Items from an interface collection
◇ ◇ ◇ ◇
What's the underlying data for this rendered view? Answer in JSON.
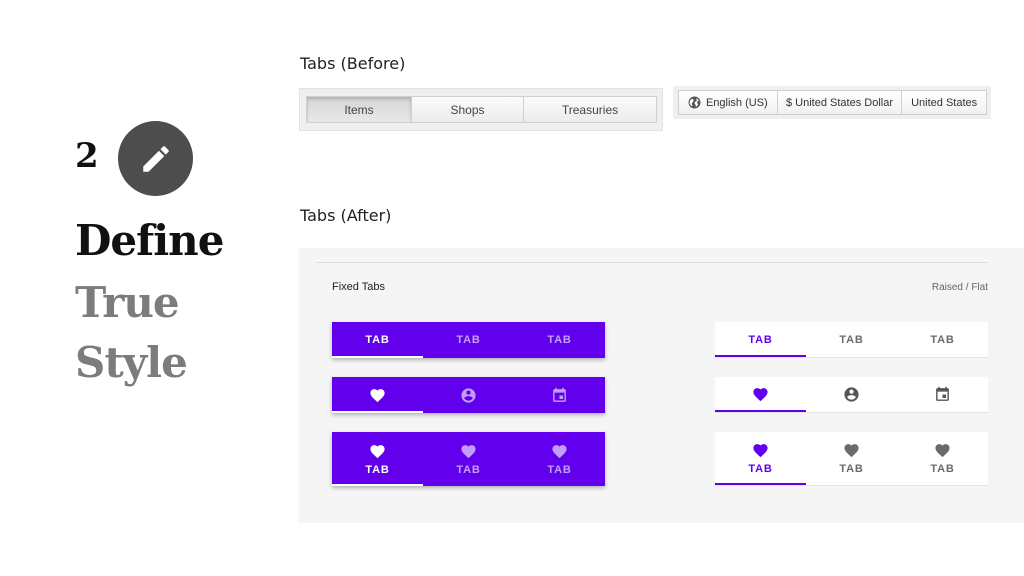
{
  "step": {
    "number": "2",
    "icon": "pencil-icon"
  },
  "headline": {
    "line1": "Define",
    "line2": "True",
    "line3": "Style"
  },
  "before": {
    "title": "Tabs (Before)",
    "tabs": [
      {
        "label": "Items",
        "active": true
      },
      {
        "label": "Shops",
        "active": false
      },
      {
        "label": "Treasuries",
        "active": false
      }
    ],
    "locale": {
      "language": "English (US)",
      "currency": "$ United States Dollar",
      "region": "United States",
      "icon": "globe-icon"
    }
  },
  "after": {
    "title": "Tabs (After)",
    "panel_title": "Fixed Tabs",
    "panel_meta": "Raised / Flat",
    "tab_label": "TAB",
    "icons": [
      "heart-icon",
      "account-circle-icon",
      "calendar-icon"
    ],
    "colors": {
      "primary": "#6200ee",
      "inactive": "#6b6b6b",
      "panel_bg": "#f5f5f5"
    }
  }
}
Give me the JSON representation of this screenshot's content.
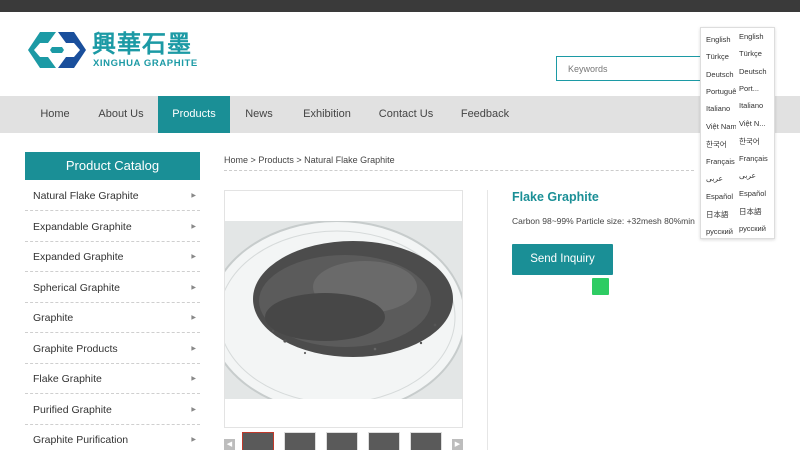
{
  "logo": {
    "cn": "興華石墨",
    "en": "XINGHUA GRAPHITE"
  },
  "search": {
    "placeholder": "Keywords"
  },
  "nav": [
    {
      "label": "Home"
    },
    {
      "label": "About Us"
    },
    {
      "label": "Products",
      "active": true
    },
    {
      "label": "News"
    },
    {
      "label": "Exhibition"
    },
    {
      "label": "Contact Us"
    },
    {
      "label": "Feedback"
    }
  ],
  "languages": [
    {
      "a": "English",
      "b": "English"
    },
    {
      "a": "Türkçe",
      "b": "Türkçe"
    },
    {
      "a": "Deutsch",
      "b": "Deutsch"
    },
    {
      "a": "Português",
      "b": "Port..."
    },
    {
      "a": "Italiano",
      "b": "Italiano"
    },
    {
      "a": "Việt Nam",
      "b": "Việt N..."
    },
    {
      "a": "한국어",
      "b": "한국어"
    },
    {
      "a": "Français",
      "b": "Français"
    },
    {
      "a": "عربى",
      "b": "عربى"
    },
    {
      "a": "Español",
      "b": "Español"
    },
    {
      "a": "日本語",
      "b": "日本語"
    },
    {
      "a": "русский",
      "b": "русский"
    }
  ],
  "catalog": {
    "title": "Product Catalog",
    "items": [
      "Natural Flake Graphite",
      "Expandable Graphite",
      "Expanded Graphite",
      "Spherical Graphite",
      "Graphite",
      "Graphite Products",
      "Flake Graphite",
      "Purified Graphite",
      "Graphite Purification"
    ]
  },
  "breadcrumb": {
    "home": "Home",
    "sep": ">",
    "products": "Products",
    "current": "Natural Flake Graphite"
  },
  "product": {
    "title": "Flake Graphite",
    "description": "Carbon 98~99% Particle size: +32mesh 80%min",
    "inquiry_label": "Send Inquiry"
  },
  "thumbnails": {
    "count": 5,
    "selected": 0
  },
  "colors": {
    "brand": "#1a8f96",
    "nav_bg": "#e1e1e1",
    "chat": "#2ecc63"
  },
  "icons": [
    "chevron-right-icon",
    "arrow-left-icon",
    "arrow-right-icon",
    "chat-icon"
  ]
}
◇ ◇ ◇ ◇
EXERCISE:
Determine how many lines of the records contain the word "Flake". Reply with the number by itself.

RESPONSE TO THIS TASK:
4